In December 1917, the First Naval District acquired John G. Hutchinson from a private life as a farm manager. By the end of the month, Jack joined the First Naval District hockey team and assisted them to their first exhibition win over the Boston-based Arena Hockey Club. As with many other John’s of the era, newsprint often referred to him as “Jack”. Knowing this helped tracked him to the start of his hockey playing in Arlington High School in 1908 and all the way through his Amherst (Massachusetts Agriculture). He played amateur hockey for Boston Athletic Association until at least 1926. When he transitioned to coaching, he earned a new nickname, the “old fox”, which carried him through the 1930s. However, Jack’s era was the era of amateur hockey. As amateur hockey diminished, Jack blended into the background as well.
The “old fox” was born in Arlington, Massachusetts on July 20, 1891. He played high school hockey during his last two years at Arlington High School. When he attended Massachusetts Agricultural College (UMass Amherst), he played from 1911 until 1914. During this period, John also spent time in the military achieving the rank of sergeant prior to enlisting in the Navy. John’s high school and college years prepared him well for the future.
John became a Naval Aviator too late in the war to see action.
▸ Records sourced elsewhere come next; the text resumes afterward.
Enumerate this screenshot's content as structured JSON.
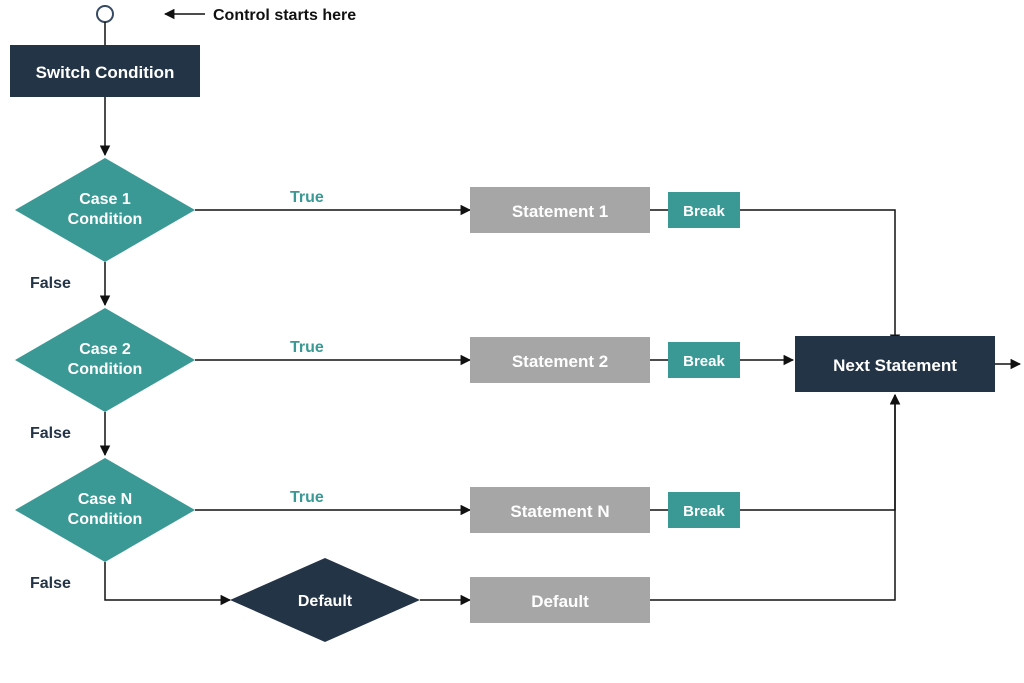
{
  "annotation": "Control starts here",
  "switch_box": "Switch Condition",
  "cases": [
    {
      "cond_line1": "Case 1",
      "cond_line2": "Condition",
      "true": "True",
      "false": "False",
      "stmt": "Statement 1",
      "brk": "Break"
    },
    {
      "cond_line1": "Case 2",
      "cond_line2": "Condition",
      "true": "True",
      "false": "False",
      "stmt": "Statement 2",
      "brk": "Break"
    },
    {
      "cond_line1": "Case N",
      "cond_line2": "Condition",
      "true": "True",
      "false": "False",
      "stmt": "Statement N",
      "brk": "Break"
    }
  ],
  "default_diamond": "Default",
  "default_stmt": "Default",
  "next": "Next Statement"
}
In a bit of unintentional foreshadowing, his Naval Air Station Bay Shore flight school record states:
A little slow to learn – quiet – Industrious – Has confidence – good attitude – handles men well.
The instructor who noted that John “handles men well” probably did not expect him to become a successful hockey coach.
John did not immediately transition into coaching. He played in the US Amateur Hockey Association with the Boston Athletic Association Unicorns until 1926. After a two year hiatus, he started managing BAA hockey. In 1931, he managed the “university club” team. With nearly ten years of coaching and management experience, the Amateur Athletic Union selected him to lead the 1939 United States’ hockey team. On the cusp of WWII, John took ten players to Switzerland. They walked away with Silver.
Even as a coach, John maintained an Amateur status. He found work primarily as an automotive mechanic. Whether it was an automotive job or an airplane job, John worked at Roosevelt Field Inn in the early 40s. Roosevelt Field was one of the busiest airports in the United States in the 20s and 30s. Roosevelt Field Inn opened in 1930, which was nearly four years after Charles Lindbergh made his famous transatlantic trip. Shortly his WWII draft card listing, he moved on to Cote Motor Company.
After 13 years at Cote and two months of retirement, John Hutchinson passed away at his son’s house on October 4, 1956. In a twist of bureaucratic fate, John lived on in Veteran’s Affairs records. In 1963, a John G. Hutchinson claimed VA benefits from the West Roxbury VA hospital. While it probably was a mix up between him and his son, a probable WWII veteran, these little mysteries of every day heroes can be misleading trails or tantalizing puzzle boxes. Those that survived John include Edith, a son, and two grandchildren. Much like John, they blended into the historical background of every day life.
1. https://www.sihrhockey.org/member_player_sheet.cfm?player_id=48798 (Note: Requires paid account)
3. National Archives, john Hutchinson [Service # 001723610], https://catalog.archives.gov/id/3488255
7. Ancestry.com. Massachusetts, Mason Membership Cards, 1733-1990 [database on-line]. Provo, UT, USA: Ancestry.com Operations, Inc., 2013. (Note: Requires Paid Account)
8. Boston Globe courtesy of newspapers.com
Morrill Land Grant background: https://www.aplu.org/library/the-land-grant-tradition/file
Amherst under President Meiklejohn (1912-1923) https://www.jstor.org/stable/368850?seq=1#page_scan_tab_contents